*REQUIRED WORK*
The copy has to match the data exactly and leave out every picture.

Dataset rows describing interfaces:
※ ※ ※

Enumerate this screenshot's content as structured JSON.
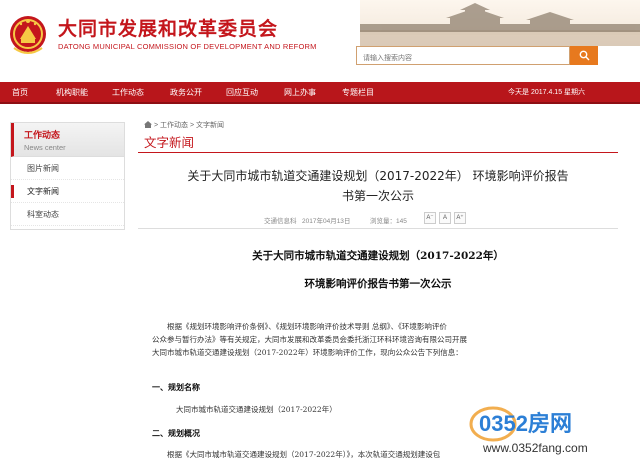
{
  "header": {
    "title": "大同市发展和改革委员会",
    "subtitle": "DATONG MUNICIPAL COMMISSION OF DEVELOPMENT AND REFORM",
    "search_placeholder": "请输入搜索内容"
  },
  "nav": {
    "items": [
      "首页",
      "机构职能",
      "工作动态",
      "政务公开",
      "网上办事",
      "回应互动",
      "专题栏目"
    ],
    "date": "今天是  2017.4.15  星期六"
  },
  "sidebar": {
    "title": "工作动态",
    "subtitle": "News center",
    "items": [
      "图片新闻",
      "文字新闻",
      "科室动态"
    ],
    "active_index": 1
  },
  "breadcrumb": {
    "items": [
      "工作动态",
      "文字新闻"
    ],
    "separator": ">"
  },
  "section_title": "文字新闻",
  "article": {
    "title_line1": "关于大同市城市轨道交通建设规划（2017-2022年）  环境影响评价报告",
    "title_line2": "书第一次公示",
    "meta": {
      "source": "交通信息科",
      "date": "2017年04月13日",
      "views": "浏览量：145",
      "font_buttons": [
        "A⁻",
        "A",
        "A⁺"
      ]
    },
    "doc_title_line1": "关于大同市城市轨道交通建设规划（2017-2022年）",
    "doc_title_line2": "环境影响评价报告书第一次公示",
    "para1_line1": "根据《规划环境影响评价条例》、《规划环境影响评价技术导则 总纲》、《环境影响评价",
    "para1_line2": "公众参与暂行办法》等有关规定，大同市发展和改革委员会委托浙江环科环境咨询有限公司开展",
    "para1_line3": "大同市城市轨道交通建设规划（2017-2022年）环境影响评价工作，现向公众公告下列信息：",
    "heading1": "一、规划名称",
    "plan_name": "大同市城市轨道交通建设规划（2017-2022年）",
    "heading2": "二、规划概况",
    "para2_line1": "根据《大同市城市轨道交通建设规划（2017-2022年）》，本次轨道交通规划建设包"
  },
  "watermark": {
    "brand": "0352房网",
    "url": "www.0352fang.com"
  },
  "colors": {
    "brand_red": "#c4161c",
    "nav_red": "#b8161b",
    "search_orange": "#e7791e"
  }
}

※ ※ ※

*WRITTEN ANSWER*
Enumerate this screenshot's content as structured JSON.
{
  "header": {
    "title": "大同市发展和改革委员会",
    "subtitle": "DATONG MUNICIPAL COMMISSION OF DEVELOPMENT AND REFORM",
    "search_placeholder": "请输入搜索内容"
  },
  "nav": {
    "items": [
      "首页",
      "机构职能",
      "工作动态",
      "政务公开",
      "网上办事",
      "回应互动",
      "专题栏目"
    ],
    "date": "今天是  2017.4.15  星期六"
  },
  "sidebar": {
    "title": "工作动态",
    "subtitle": "News center",
    "items": [
      "图片新闻",
      "文字新闻",
      "科室动态"
    ],
    "active_index": 1
  },
  "breadcrumb": {
    "items": [
      "工作动态",
      "文字新闻"
    ],
    "separator": ">"
  },
  "section_title": "文字新闻",
  "article": {
    "title_line1": "关于大同市城市轨道交通建设规划（2017-2022年）  环境影响评价报告",
    "title_line2": "书第一次公示",
    "meta": {
      "source": "交通信息科",
      "date": "2017年04月13日",
      "views": "浏览量：145",
      "font_buttons": [
        "A⁻",
        "A",
        "A⁺"
      ]
    },
    "doc_title_line1": "关于大同市城市轨道交通建设规划（2017-2022年）",
    "doc_title_line2": "环境影响评价报告书第一次公示",
    "para1_line1": "根据《规划环境影响评价条例》、《规划环境影响评价技术导则 总纲》、《环境影响评价",
    "para1_line2": "公众参与暂行办法》等有关规定，大同市发展和改革委员会委托浙江环科环境咨询有限公司开展",
    "para1_line3": "大同市城市轨道交通建设规划（2017-2022年）环境影响评价工作，现向公众公告下列信息：",
    "heading1": "一、规划名称",
    "plan_name": "大同市城市轨道交通建设规划（2017-2022年）",
    "heading2": "二、规划概况",
    "para2_line1": "根据《大同市城市轨道交通建设规划（2017-2022年）》，本次轨道交通规划建设包"
  },
  "watermark": {
    "brand": "0352房网",
    "url": "www.0352fang.com"
  },
  "colors": {
    "brand_red": "#c4161c",
    "nav_red": "#b8161b",
    "search_orange": "#e7791e"
  }
}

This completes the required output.